In 1873, Colgate got its start by selling toothpaste stored in glass jars. Then about 20 years later the company began using collapsible tubes for storage, making it the first oral hygiene brand to do so. Colgate didn’t change much in the century that followed this revolutionary packaging decision, even after Palmolive purchased the company in the 1950s. And while it has since introduced new products like electric toothbrushes, Colgate’s central mission remains focused on selling as much toothpaste as they can.
In today’s ever changing business environment, though, Colgate has far more competition to worry about than its traditional rival Crest. A new set of startups are looking to upend the toothpaste industry in the same way that Dollar Shave Club disrupted the razor market. At Goby, for instance, subscribers pay $50 for an electric toothbrush and then just $6 per month for replacement heads. Another startup called Quip provides customers with a “sonic vibrating” toothbrush and toothpaste for a $40 base fee followed by $10 per month for refills.

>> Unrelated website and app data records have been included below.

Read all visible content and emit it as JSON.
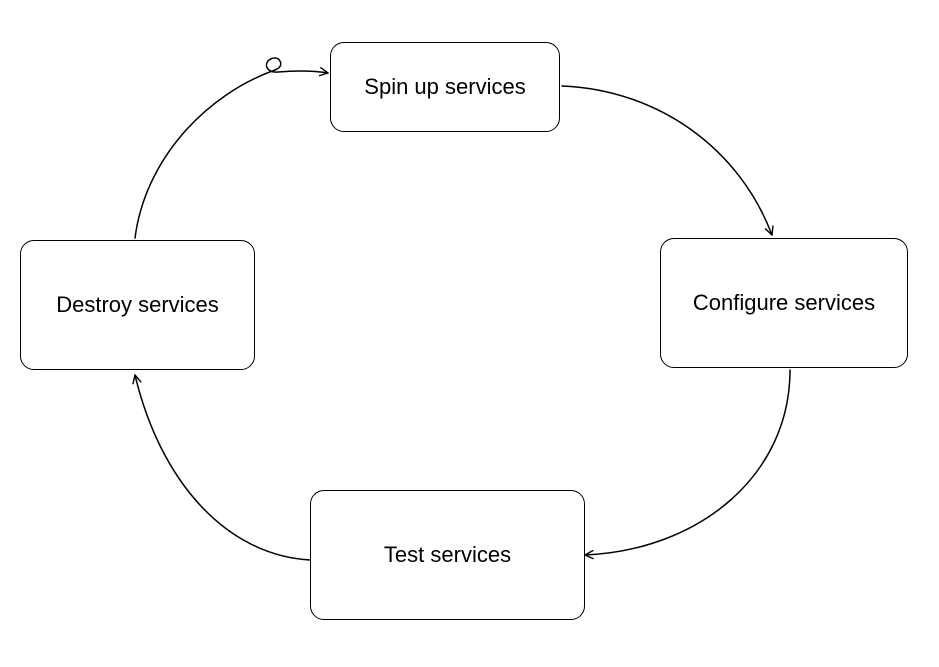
{
  "diagram": {
    "nodes": {
      "spin_up": {
        "label": "Spin up services"
      },
      "configure": {
        "label": "Configure services"
      },
      "test": {
        "label": "Test services"
      },
      "destroy": {
        "label": "Destroy services"
      }
    },
    "cycle_order": [
      "spin_up",
      "configure",
      "test",
      "destroy",
      "spin_up"
    ]
  }
}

To keep up with these emerging competitors, Colgate recently purchased a stake in the contact lense subscription service Hubble. Together, the two companies plan to create monthly oral hygiene packages that focus on everything from daily brushing to teeth whitening. Colgate executives don’t want to see the company turn into another Gillette, which was forced to slash prices after the rise of Dollar Shave Club and other razor subscriptions. “We’re working very hard to stay on top of that and not let a direct-to-consumer model slap us the way it slapped Gillette,” said Colgate CEO Ian Cook. The company expects to have its first subscription service ready to go by the end of the year.
- Why is Colgate entering the subscription service market?
- Do you think monthly subscription services could undermine Colgate’s traditional retail business? Why or why not?